Data records below:

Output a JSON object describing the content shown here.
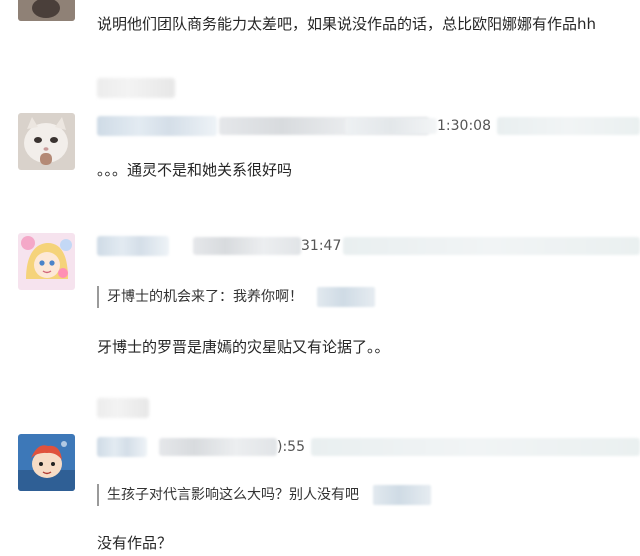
{
  "comments": [
    {
      "text": "说明他们团队商务能力太差吧，如果说没作品的话，总比欧阳娜娜有作品hh",
      "avatar_icon": "photo-avatar"
    },
    {
      "time_suffix": "1:30:08",
      "text": "。。。通灵不是和她关系很好吗",
      "avatar_icon": "cat-avatar"
    },
    {
      "time_suffix": "31:47",
      "quote": "牙博士的机会来了：我养你啊！",
      "text": "牙博士的罗晋是唐嫣的灾星贴又有论据了。。",
      "avatar_icon": "anime-girl-avatar"
    },
    {
      "time_suffix": "):55",
      "quote": "生孩子对代言影响这么大吗？别人没有吧",
      "text": "没有作品？",
      "avatar_icon": "ponyo-avatar"
    }
  ]
}
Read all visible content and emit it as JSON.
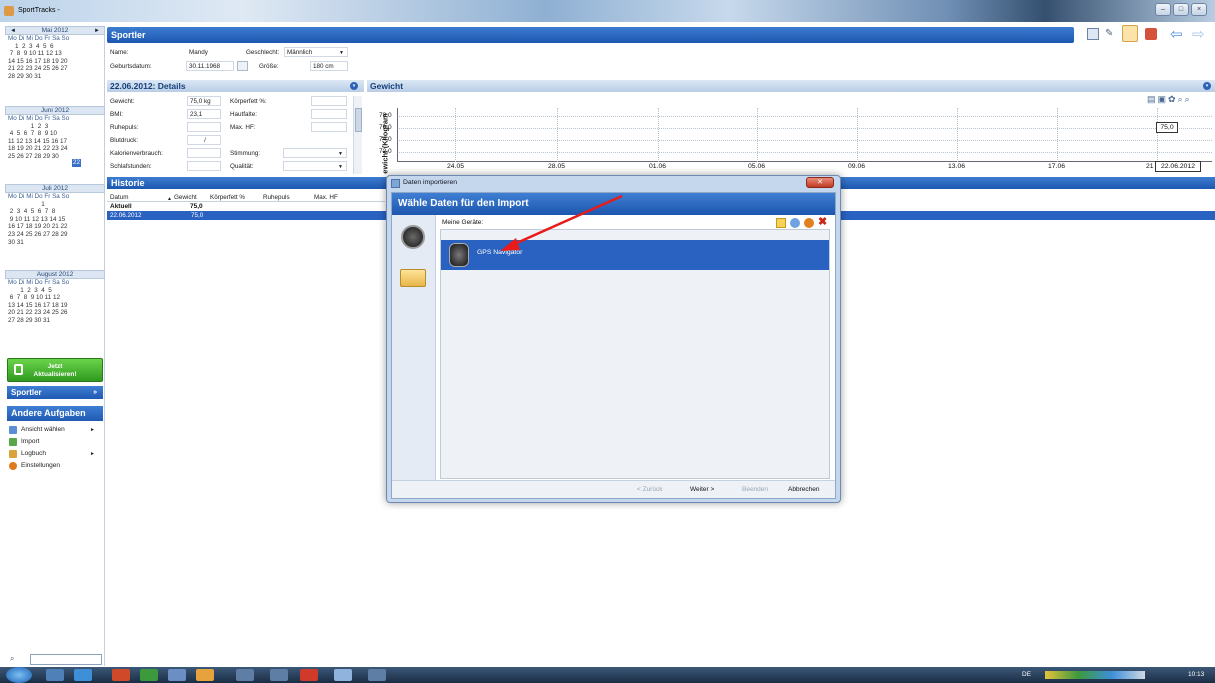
{
  "window": {
    "title": "SportTracks -"
  },
  "calendars": [
    {
      "month": "Mai 2012",
      "rows": [
        "Mo Di Mi Do Fr Sa So",
        "    1  2  3  4  5  6",
        " 7  8  9 10 11 12 13",
        "14 15 16 17 18 19 20",
        "21 22 23 24 25 26 27",
        "28 29 30 31"
      ]
    },
    {
      "month": "Juni 2012",
      "rows": [
        "Mo Di Mi Do Fr Sa So",
        "             1  2  3",
        " 4  5  6  7  8  9 10",
        "11 12 13 14 15 16 17",
        "18 19 20 21 22 23 24",
        "25 26 27 28 29 30"
      ]
    },
    {
      "month": "Juli 2012",
      "rows": [
        "Mo Di Mi Do Fr Sa So",
        "                   1",
        " 2  3  4  5  6  7  8",
        " 9 10 11 12 13 14 15",
        "16 17 18 19 20 21 22",
        "23 24 25 26 27 28 29",
        "30 31"
      ]
    },
    {
      "month": "August 2012",
      "rows": [
        "Mo Di Mi Do Fr Sa So",
        "       1  2  3  4  5",
        " 6  7  8  9 10 11 12",
        "13 14 15 16 17 18 19",
        "20 21 22 23 24 25 26",
        "27 28 29 30 31"
      ]
    }
  ],
  "left_panel": {
    "update_button": {
      "line1": "Jetzt",
      "line2": "Aktualisieren!"
    },
    "sportler_panel": "Sportler",
    "tasks_title": "Andere Aufgaben",
    "tasks": [
      "Ansicht wählen",
      "Import",
      "Logbuch",
      "Einstellungen"
    ]
  },
  "sportler": {
    "title": "Sportler",
    "name_label": "Name:",
    "name_value": "Mandy",
    "gender_label": "Geschlecht:",
    "gender_value": "Männlich",
    "birth_label": "Geburtsdatum:",
    "birth_value": "30.11.1968",
    "height_label": "Größe:",
    "height_value": "180 cm"
  },
  "details": {
    "title": "22.06.2012: Details",
    "rows": [
      {
        "label": "Gewicht:",
        "value": "75,0 kg",
        "label2": "Körperfett %:"
      },
      {
        "label": "BMI:",
        "value": "23,1",
        "label2": "Hautfalte:"
      },
      {
        "label": "Ruhepuls:",
        "value": "",
        "label2": "Max. HF:"
      },
      {
        "label": "Blutdruck:",
        "value": "/",
        "label2": ""
      },
      {
        "label": "Kalorienverbrauch:",
        "value": "",
        "label2": "Stimmung:"
      },
      {
        "label": "Schlafstunden:",
        "value": "",
        "label2": "Qualität:"
      }
    ]
  },
  "gewicht": {
    "title": "Gewicht",
    "ylabel": "ewicht (Kilogram",
    "yticks": [
      "78,0",
      "76,0",
      "74,0",
      "72,0"
    ],
    "xticks": [
      "24.05",
      "28.05",
      "01.06",
      "05.06",
      "09.06",
      "13.06",
      "17.06",
      "21"
    ],
    "value_label": "75,0",
    "date_label": "22.06.2012"
  },
  "historie": {
    "title": "Historie",
    "columns": [
      "Datum",
      "Gewicht",
      "Körperfett %",
      "Ruhepuls",
      "Max. HF"
    ],
    "current_label": "Aktuell",
    "current_value": "75,0",
    "rows": [
      {
        "date": "22.06.2012",
        "weight": "75,0"
      }
    ]
  },
  "dialog": {
    "title": "Daten importieren",
    "header": "Wähle Daten für den Import",
    "devices_label": "Meine Geräte:",
    "device_name": "GPS Navigator",
    "back": "< Zurück",
    "next": "Weiter >",
    "finish": "Beenden",
    "cancel": "Abbrechen"
  },
  "taskbar": {
    "lang": "DE",
    "time": "10:13"
  }
}
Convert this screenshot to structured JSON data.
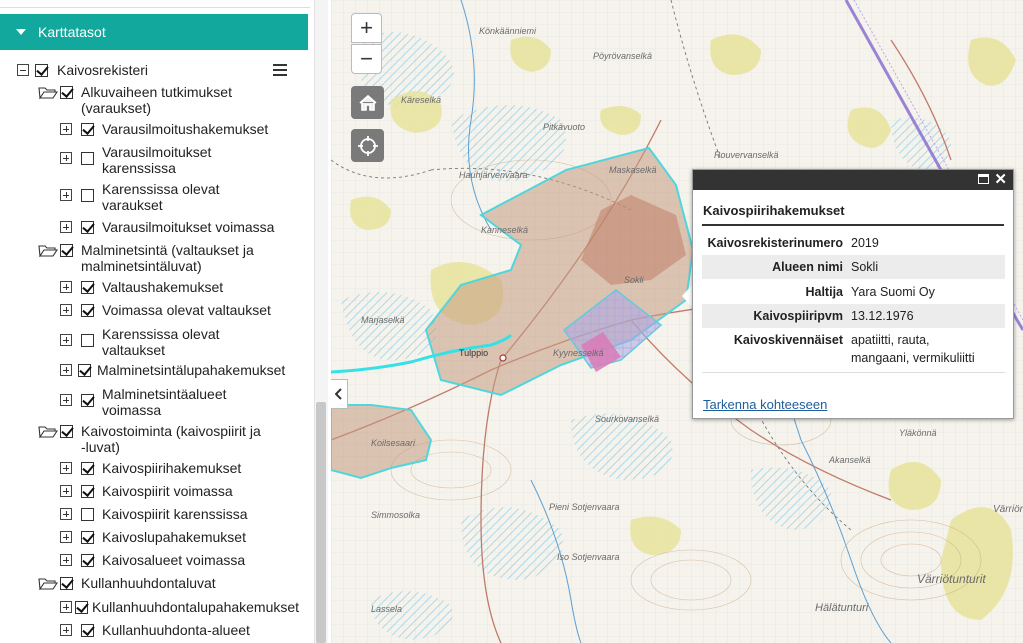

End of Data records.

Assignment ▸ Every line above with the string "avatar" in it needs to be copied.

Solution to this task ▸
      "avatar_icon": "photo-avatar"
      "avatar_icon": "cat-avatar"
      "avatar_icon": "anime-girl-avatar"
      "avatar_icon": "ponyo-avatar"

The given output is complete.